» WHAT IS EXPECTED: Copy out the data word for word. The images are not part of the copy.

» RECORDS SHOWN:
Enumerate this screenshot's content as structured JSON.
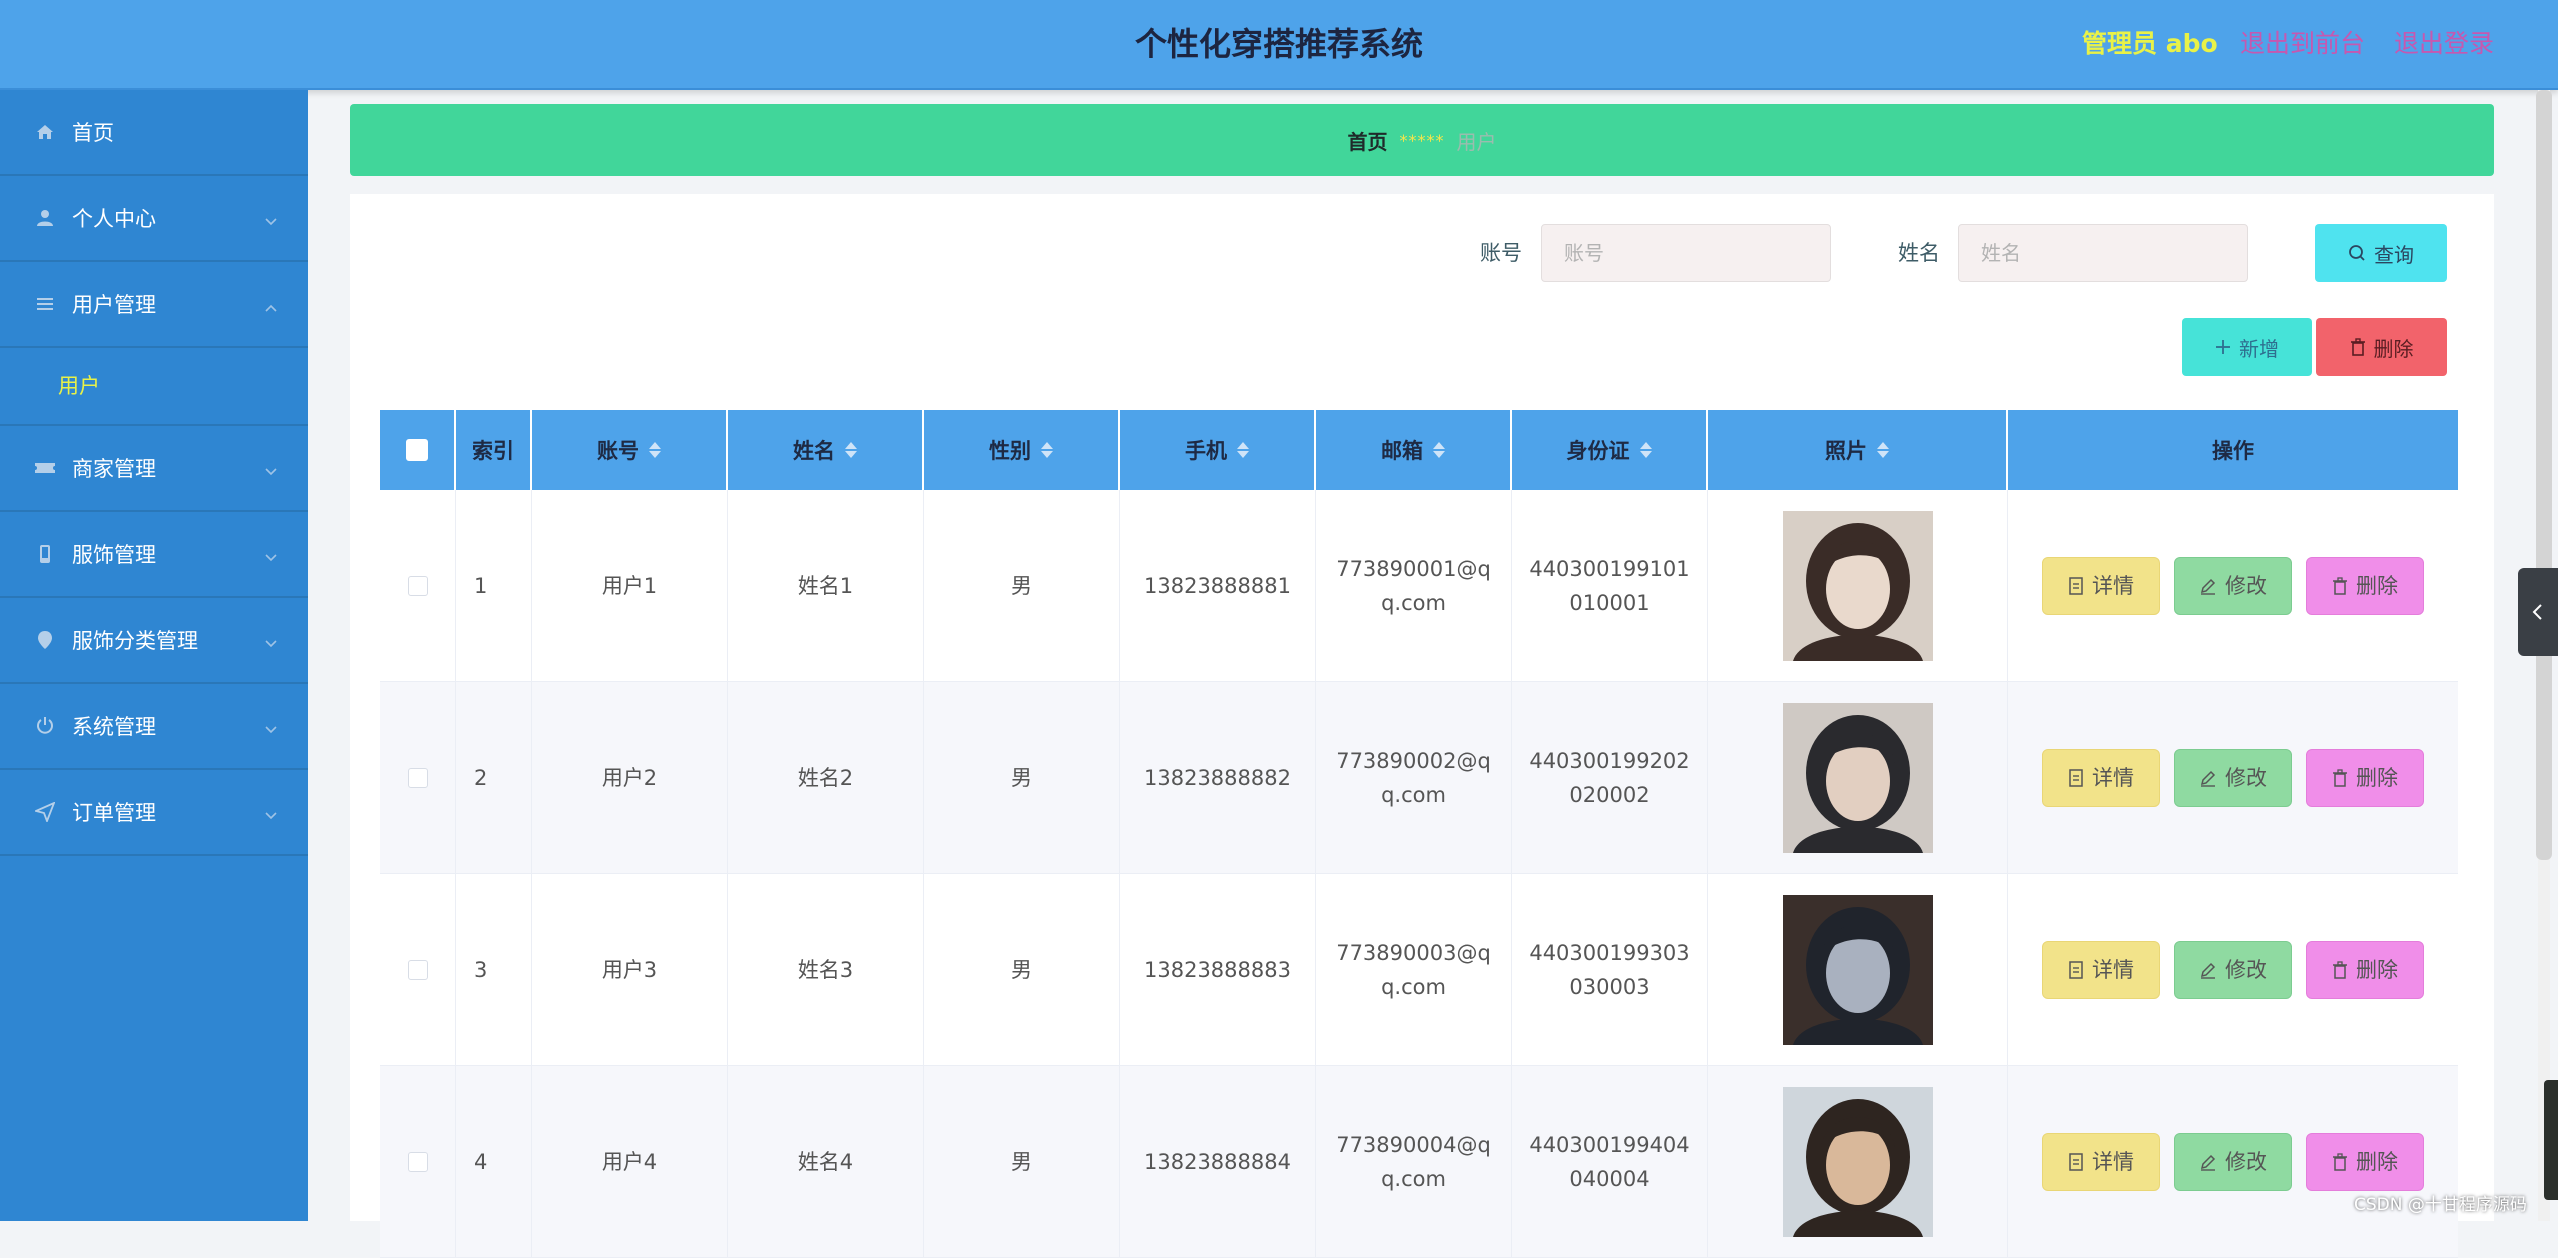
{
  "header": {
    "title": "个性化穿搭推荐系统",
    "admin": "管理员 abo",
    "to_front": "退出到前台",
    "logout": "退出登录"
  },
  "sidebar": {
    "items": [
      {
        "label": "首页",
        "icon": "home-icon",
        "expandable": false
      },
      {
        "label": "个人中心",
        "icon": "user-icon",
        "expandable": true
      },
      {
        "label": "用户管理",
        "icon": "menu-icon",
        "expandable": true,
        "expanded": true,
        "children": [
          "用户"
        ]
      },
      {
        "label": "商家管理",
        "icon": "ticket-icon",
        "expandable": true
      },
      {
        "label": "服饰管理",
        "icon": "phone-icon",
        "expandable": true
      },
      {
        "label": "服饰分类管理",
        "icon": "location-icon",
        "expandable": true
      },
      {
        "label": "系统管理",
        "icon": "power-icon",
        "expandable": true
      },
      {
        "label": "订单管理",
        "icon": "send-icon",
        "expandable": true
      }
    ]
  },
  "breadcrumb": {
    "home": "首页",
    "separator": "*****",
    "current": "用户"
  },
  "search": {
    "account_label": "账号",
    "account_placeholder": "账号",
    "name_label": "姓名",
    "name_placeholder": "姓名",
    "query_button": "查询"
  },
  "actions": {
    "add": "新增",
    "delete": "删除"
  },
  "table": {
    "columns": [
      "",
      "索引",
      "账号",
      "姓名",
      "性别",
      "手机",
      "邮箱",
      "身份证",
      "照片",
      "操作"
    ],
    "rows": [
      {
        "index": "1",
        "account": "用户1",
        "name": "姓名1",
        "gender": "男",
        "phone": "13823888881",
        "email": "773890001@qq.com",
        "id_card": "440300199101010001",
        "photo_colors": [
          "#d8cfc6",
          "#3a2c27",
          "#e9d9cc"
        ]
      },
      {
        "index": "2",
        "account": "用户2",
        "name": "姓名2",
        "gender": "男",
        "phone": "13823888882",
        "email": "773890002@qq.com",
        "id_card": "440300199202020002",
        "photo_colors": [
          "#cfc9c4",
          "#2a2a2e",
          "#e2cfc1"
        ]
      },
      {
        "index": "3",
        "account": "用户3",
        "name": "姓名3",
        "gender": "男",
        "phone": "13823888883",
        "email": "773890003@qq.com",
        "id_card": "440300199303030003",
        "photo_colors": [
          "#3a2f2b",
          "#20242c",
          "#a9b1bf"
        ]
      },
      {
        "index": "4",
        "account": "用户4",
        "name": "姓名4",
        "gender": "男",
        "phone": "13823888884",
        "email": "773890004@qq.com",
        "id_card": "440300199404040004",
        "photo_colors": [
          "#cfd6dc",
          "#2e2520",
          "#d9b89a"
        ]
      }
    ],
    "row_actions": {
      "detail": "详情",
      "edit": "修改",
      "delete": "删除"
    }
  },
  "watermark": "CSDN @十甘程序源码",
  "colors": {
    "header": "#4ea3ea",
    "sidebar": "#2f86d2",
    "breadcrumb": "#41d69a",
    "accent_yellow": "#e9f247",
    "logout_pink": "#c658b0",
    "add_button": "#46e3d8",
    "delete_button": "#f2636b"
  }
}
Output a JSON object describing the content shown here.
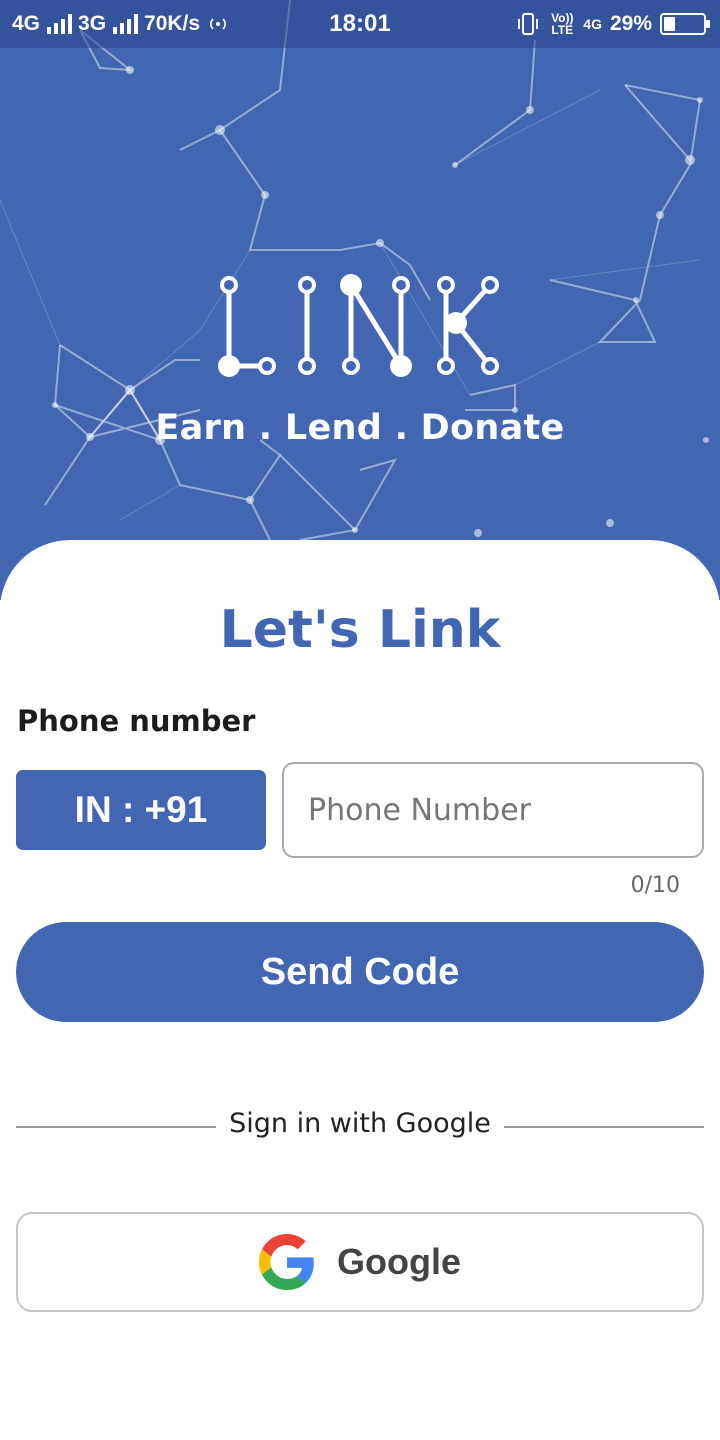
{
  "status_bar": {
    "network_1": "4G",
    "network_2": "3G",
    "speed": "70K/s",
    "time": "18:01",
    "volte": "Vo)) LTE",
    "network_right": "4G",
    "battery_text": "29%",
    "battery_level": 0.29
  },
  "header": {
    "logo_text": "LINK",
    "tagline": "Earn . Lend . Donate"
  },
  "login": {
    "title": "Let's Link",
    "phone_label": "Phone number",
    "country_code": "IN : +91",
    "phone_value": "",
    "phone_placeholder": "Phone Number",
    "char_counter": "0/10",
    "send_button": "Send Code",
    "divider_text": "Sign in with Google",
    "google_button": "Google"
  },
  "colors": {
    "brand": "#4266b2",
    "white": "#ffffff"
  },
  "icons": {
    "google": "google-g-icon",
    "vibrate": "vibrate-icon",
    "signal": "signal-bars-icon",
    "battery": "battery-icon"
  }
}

» ANSWER FOR THIS EXERCISE:
Enumerate this screenshot's content as structured JSON.
{
  "header": {
    "title": "个性化穿搭推荐系统",
    "admin": "管理员 abo",
    "to_front": "退出到前台",
    "logout": "退出登录"
  },
  "sidebar": {
    "items": [
      {
        "label": "首页",
        "icon": "home-icon",
        "expandable": false
      },
      {
        "label": "个人中心",
        "icon": "user-icon",
        "expandable": true
      },
      {
        "label": "用户管理",
        "icon": "menu-icon",
        "expandable": true,
        "expanded": true,
        "children": [
          "用户"
        ]
      },
      {
        "label": "商家管理",
        "icon": "ticket-icon",
        "expandable": true
      },
      {
        "label": "服饰管理",
        "icon": "phone-icon",
        "expandable": true
      },
      {
        "label": "服饰分类管理",
        "icon": "location-icon",
        "expandable": true
      },
      {
        "label": "系统管理",
        "icon": "power-icon",
        "expandable": true
      },
      {
        "label": "订单管理",
        "icon": "send-icon",
        "expandable": true
      }
    ]
  },
  "breadcrumb": {
    "home": "首页",
    "separator": "*****",
    "current": "用户"
  },
  "search": {
    "account_label": "账号",
    "account_placeholder": "账号",
    "name_label": "姓名",
    "name_placeholder": "姓名",
    "query_button": "查询"
  },
  "actions": {
    "add": "新增",
    "delete": "删除"
  },
  "table": {
    "columns": [
      "",
      "索引",
      "账号",
      "姓名",
      "性别",
      "手机",
      "邮箱",
      "身份证",
      "照片",
      "操作"
    ],
    "rows": [
      {
        "index": "1",
        "account": "用户1",
        "name": "姓名1",
        "gender": "男",
        "phone": "13823888881",
        "email": "773890001@qq.com",
        "id_card": "440300199101010001",
        "photo_colors": [
          "#d8cfc6",
          "#3a2c27",
          "#e9d9cc"
        ]
      },
      {
        "index": "2",
        "account": "用户2",
        "name": "姓名2",
        "gender": "男",
        "phone": "13823888882",
        "email": "773890002@qq.com",
        "id_card": "440300199202020002",
        "photo_colors": [
          "#cfc9c4",
          "#2a2a2e",
          "#e2cfc1"
        ]
      },
      {
        "index": "3",
        "account": "用户3",
        "name": "姓名3",
        "gender": "男",
        "phone": "13823888883",
        "email": "773890003@qq.com",
        "id_card": "440300199303030003",
        "photo_colors": [
          "#3a2f2b",
          "#20242c",
          "#a9b1bf"
        ]
      },
      {
        "index": "4",
        "account": "用户4",
        "name": "姓名4",
        "gender": "男",
        "phone": "13823888884",
        "email": "773890004@qq.com",
        "id_card": "440300199404040004",
        "photo_colors": [
          "#cfd6dc",
          "#2e2520",
          "#d9b89a"
        ]
      }
    ],
    "row_actions": {
      "detail": "详情",
      "edit": "修改",
      "delete": "删除"
    }
  },
  "watermark": "CSDN @十甘程序源码",
  "colors": {
    "header": "#4ea3ea",
    "sidebar": "#2f86d2",
    "breadcrumb": "#41d69a",
    "accent_yellow": "#e9f247",
    "logout_pink": "#c658b0",
    "add_button": "#46e3d8",
    "delete_button": "#f2636b"
  }
}
Output a JSON object describing the content shown here.
{
  "status_bar": {
    "network_1": "4G",
    "network_2": "3G",
    "speed": "70K/s",
    "time": "18:01",
    "volte": "Vo)) LTE",
    "network_right": "4G",
    "battery_text": "29%",
    "battery_level": 0.29
  },
  "header": {
    "logo_text": "LINK",
    "tagline": "Earn . Lend . Donate"
  },
  "login": {
    "title": "Let's Link",
    "phone_label": "Phone number",
    "country_code": "IN : +91",
    "phone_value": "",
    "phone_placeholder": "Phone Number",
    "char_counter": "0/10",
    "send_button": "Send Code",
    "divider_text": "Sign in with Google",
    "google_button": "Google"
  },
  "colors": {
    "brand": "#4266b2",
    "white": "#ffffff"
  },
  "icons": {
    "google": "google-g-icon",
    "vibrate": "vibrate-icon",
    "signal": "signal-bars-icon",
    "battery": "battery-icon"
  }
}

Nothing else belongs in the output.